However, the real turning point was the Germanwings Flight 9525 tragedy in March 2015. Coupled with speculations about the mysterious disappearance of Malaysia Airlines Flight 370 the year before, these two occurrences shook the global airline industry, generating widespread public concern about mental health screening for airline pilots.

In the United States, a Pilot Fitness Aviation Rulemaking Committee was chartered by the FAA to assess methods used to evaluate and monitor pilot mental health as well as possible barriers to reporting concerns. The committee, whose members included Capt. Joe DePete, ALPA’s first vice president and national safety coordinator, and Keith Hagy, director of ALPA’s Engineering & Air Safety Department, issued a final report on Nov. 18, 2015, concluding that “the best strategy for minimizing the risks related to pilot mental fitness is to create an environment that encourages and is supportive of pilot voluntary self-disclosure.” The report noted, “Early identification of mental fitness issues leads to better results.”

The committee offered recommendations including the use of pilot assistance programs, emphasizing that pilots would benefit from a “confidential, nonstigmatized, and safe environment.” The final report stated that when a culture of mutual trust and cooperation is created, pilots are less likely to conceal conditions and more likely to seek help for mental health issues.

With this input, ALPA determined that the best way for members and their families to seek help would be through a program administered by the Association’s Aeromedical Committee. Because physical and mental health are inextricably connected—and both are factors in pilot medical certification—this branch of Pilot Assistance would be best suited to manage this charge, and the Pilot Peer Support program was established.

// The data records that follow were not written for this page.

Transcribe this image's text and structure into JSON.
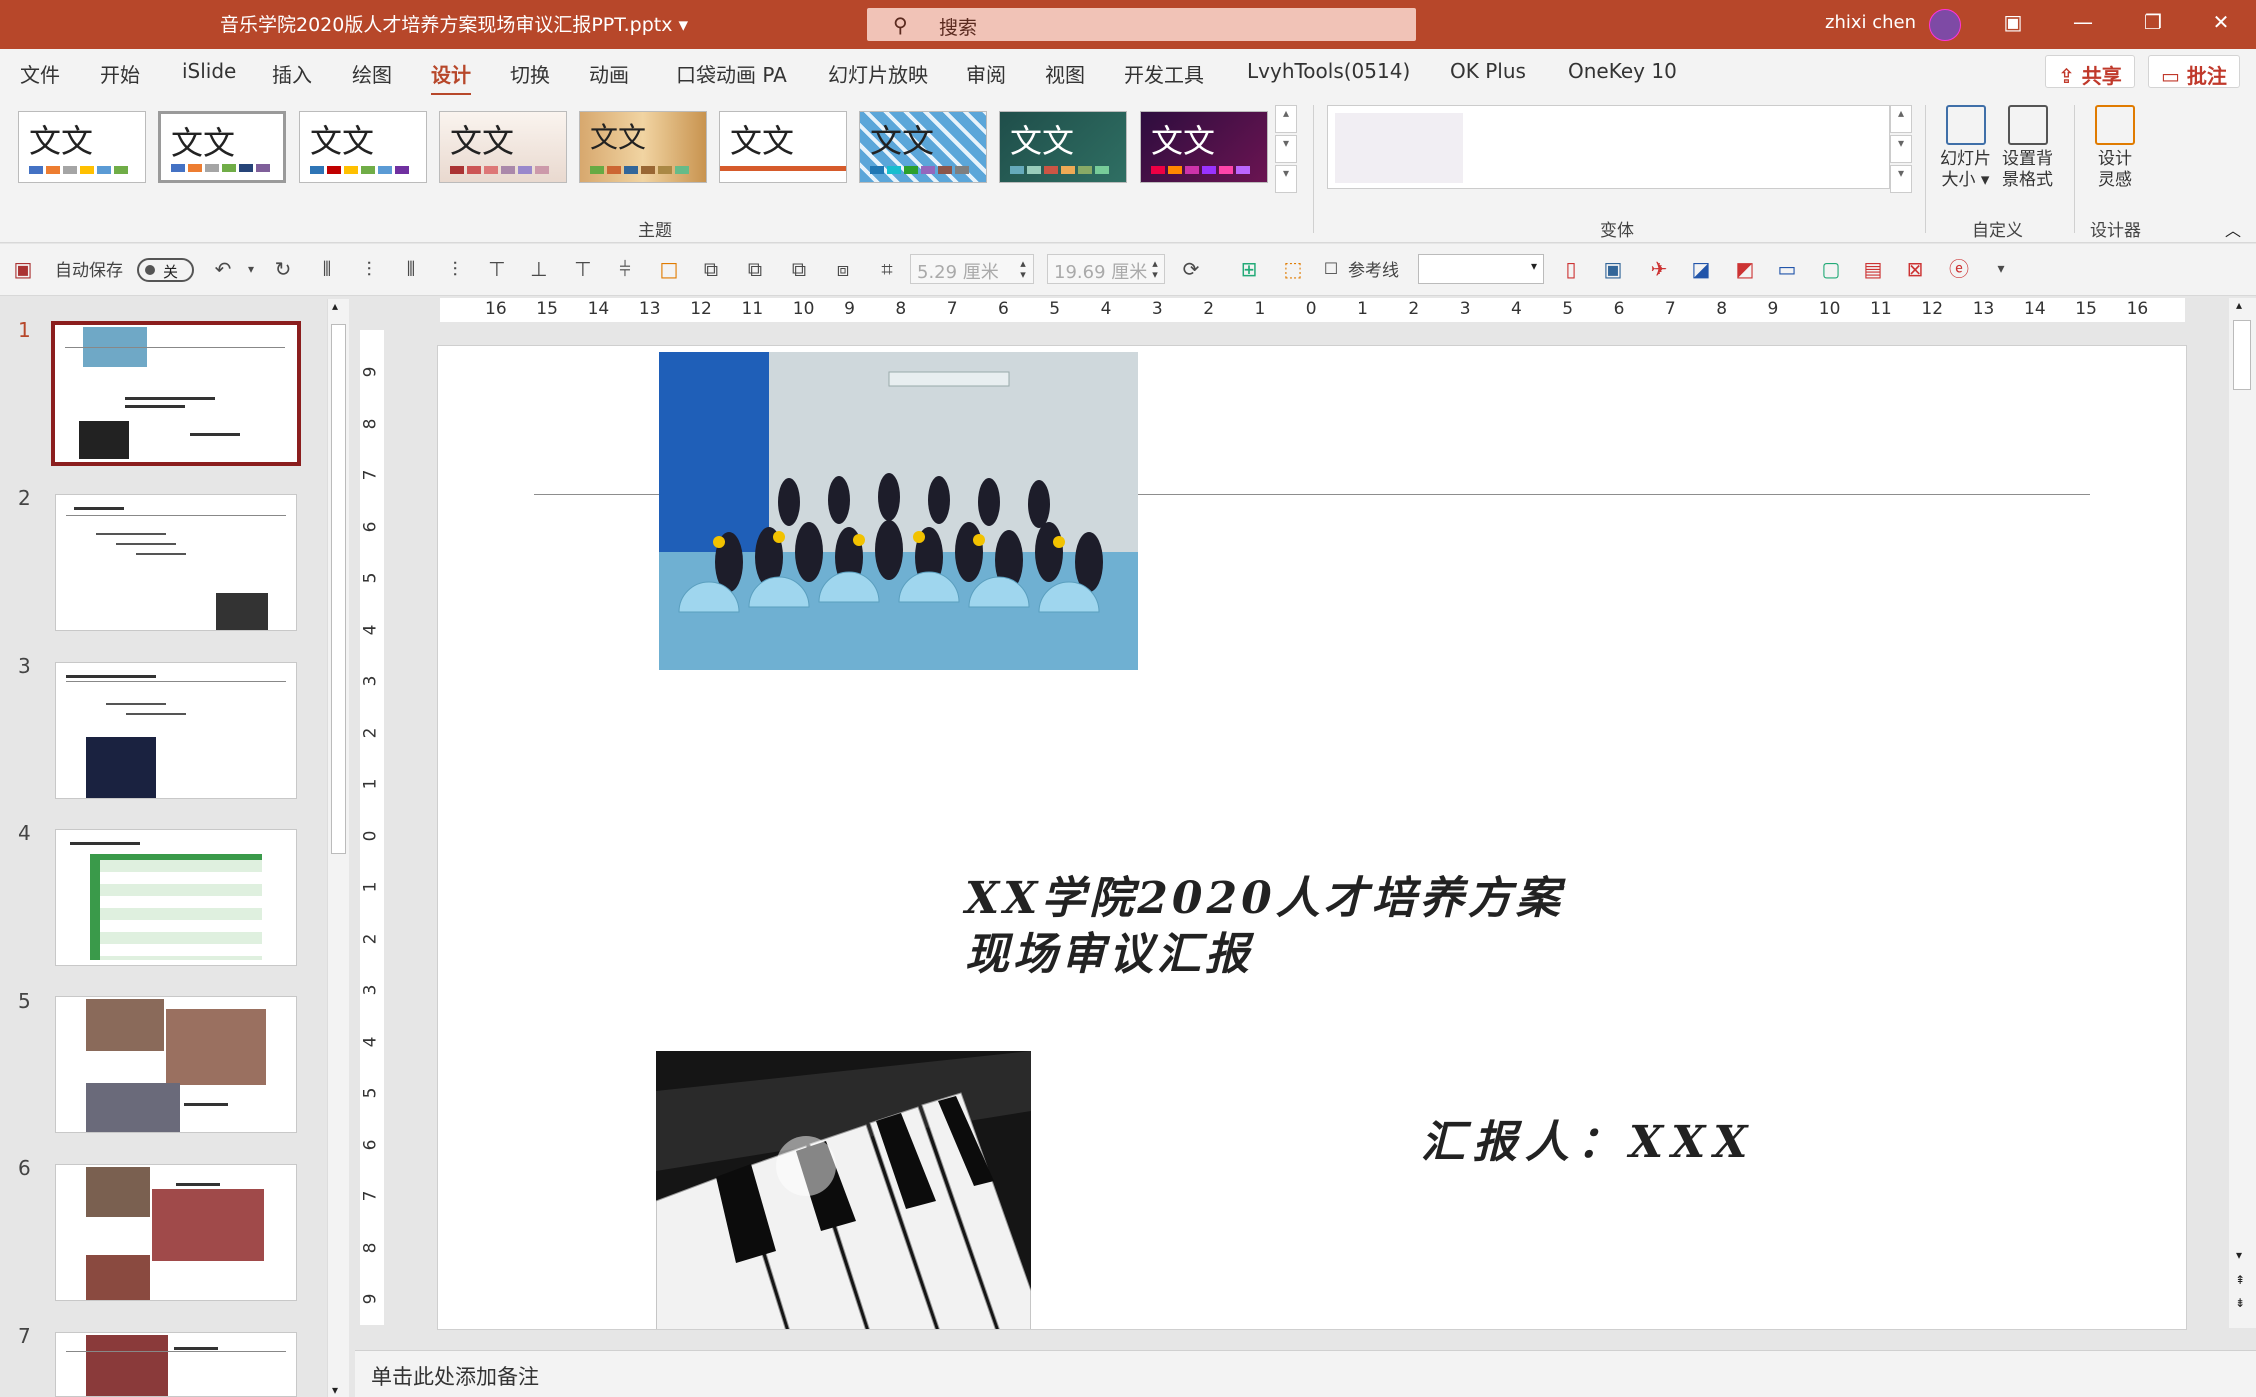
{
  "titlebar": {
    "doc_title": "音乐学院2020版人才培养方案现场审议汇报PPT.pptx",
    "search_placeholder": "搜索",
    "user_name": "zhixi chen",
    "accent": "#b7472a"
  },
  "menu": {
    "tabs": [
      "文件",
      "开始",
      "iSlide",
      "插入",
      "绘图",
      "设计",
      "切换",
      "动画",
      "口袋动画 PA",
      "幻灯片放映",
      "审阅",
      "视图",
      "开发工具",
      "LvyhTools(0514)",
      "OK Plus",
      "OneKey 10"
    ],
    "active": "设计",
    "share": "共享",
    "comment": "批注"
  },
  "ribbon": {
    "theme_sample": "文文",
    "theme_group": "主题",
    "variant_group": "变体",
    "slide_size": [
      "幻灯片",
      "大小"
    ],
    "bg_format": [
      "设置背",
      "景格式"
    ],
    "customize_group": "自定义",
    "design_ideas": [
      "设计",
      "灵感"
    ],
    "designer_group": "设计器"
  },
  "qat": {
    "autosave": "自动保存",
    "autosave_state": "关",
    "width_value": "5.29 厘米",
    "height_value": "19.69 厘米",
    "guides": "参考线"
  },
  "slides": {
    "numbers": [
      "1",
      "2",
      "3",
      "4",
      "5",
      "6",
      "7"
    ],
    "selected": 1
  },
  "ruler": {
    "h_ticks": [
      "16",
      "15",
      "14",
      "13",
      "12",
      "11",
      "10",
      "9",
      "8",
      "7",
      "6",
      "5",
      "4",
      "3",
      "2",
      "1",
      "0",
      "1",
      "2",
      "3",
      "4",
      "5",
      "6",
      "7",
      "8",
      "9",
      "10",
      "11",
      "12",
      "13",
      "14",
      "15",
      "16"
    ],
    "v_ticks": [
      "9",
      "8",
      "7",
      "6",
      "5",
      "4",
      "3",
      "2",
      "1",
      "0",
      "1",
      "2",
      "3",
      "4",
      "5",
      "6",
      "7",
      "8",
      "9"
    ]
  },
  "slide": {
    "title_line1": "XX学院2020人才培养方案",
    "title_line2": "现场审议汇报",
    "reporter": "汇报人：XXX"
  },
  "notes": {
    "placeholder": "单击此处添加备注"
  }
}
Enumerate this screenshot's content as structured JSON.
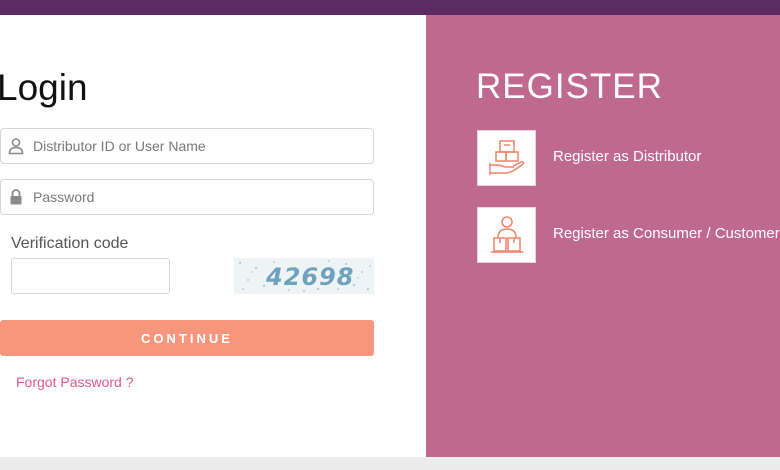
{
  "login": {
    "title": "Login",
    "username_placeholder": "Distributor ID or User Name",
    "password_placeholder": "Password",
    "verification_label": "Verification code",
    "captcha_text": "42698",
    "continue_label": "CONTINUE",
    "forgot_label": "Forgot Password ?",
    "icons": [
      "user-icon",
      "lock-icon"
    ]
  },
  "register": {
    "title": "REGISTER",
    "items": [
      {
        "label": "Register as Distributor",
        "icon": "distributor-box-hand-icon"
      },
      {
        "label": "Register as Consumer / Customer",
        "icon": "consumer-boxes-person-icon"
      }
    ]
  },
  "colors": {
    "topbar": "#5b2b62",
    "register_panel": "#c0698f",
    "continue_button": "#f6977d",
    "forgot_link": "#e6568e",
    "icon_stroke": "#f0846a"
  }
}
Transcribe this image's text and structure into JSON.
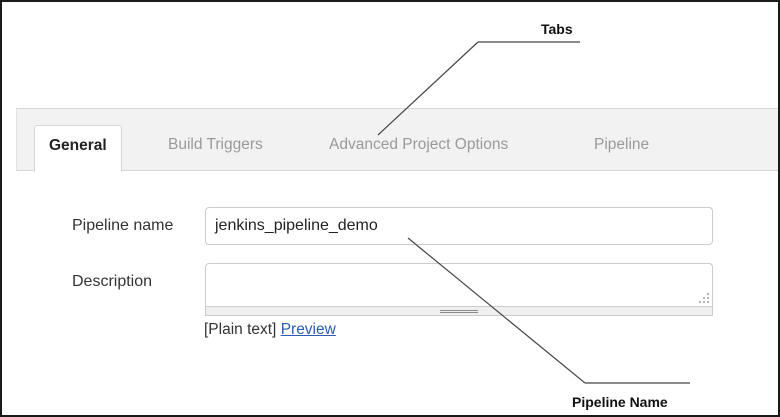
{
  "annotations": {
    "tabs_label": "Tabs",
    "pipeline_name_label": "Pipeline Name"
  },
  "tabs": [
    {
      "label": "General",
      "active": true
    },
    {
      "label": "Build Triggers",
      "active": false
    },
    {
      "label": "Advanced Project Options",
      "active": false
    },
    {
      "label": "Pipeline",
      "active": false
    }
  ],
  "form": {
    "pipeline_name_label": "Pipeline name",
    "pipeline_name_value": "jenkins_pipeline_demo",
    "description_label": "Description",
    "description_value": "",
    "help_prefix": "[Plain text]",
    "preview_link": "Preview"
  },
  "colors": {
    "tabbar_bg": "#f2f2f2",
    "link": "#2a5db0",
    "inactive_tab_text": "#9a9a9a"
  }
}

Removing barriers that could prevent or discourage airline pilots from seeking help when they need it is an essential step in making Pilot Peer Support work. Knowing that you can call a fellow pilot and speak confidentially and without fear of reprisal should encourage members to take full advantage of this resource. Ultimately, adding Pilot Peer Support to the Pilot Assistance network of member services is just one more way ALPA is pilots helping pilots.

Please talk to your fellow members about Pilot Peer Support, use it when you need it, and keep in mind that we’re always looking for volunteers.

Here’s to your good health.

Canadian Pilot Peer Support

Canadian Pilot Peer Support or Pilot Assistance has been in place in Canada for many decades and has evolved into a finely tuned program focused on the needs of the pilot community within ALPA Canada. With regard to peer support, Canadian pilots should be aware that the concepts and principles remain constant on a global basis; but due to our unique situation, the process differs slightly in Canada. Information on Pilot Assistance and contact details for peer volunteers can be found on aso.alpa.org or by contacting your local master executive council representatives.

Pilot Assistance peers are highly motivated individuals trained to assist with issues that may affect a pilot’s professional performance or personal life. Canadian pilot assistants are also trained in critical incident response. All of this is accomplished in a very confidential and understanding manner.

Canadian Pilot Assistance has a long history of guiding pilots through difficult times and is available to help pilots in need. —Capt. Murray Munro (Jazz Aviation), Canadian Pilot Assistance Chair

This article was originally published in the August 2018 issue of Air Line Pilot.

Read the latest Air Line Pilot (PDF)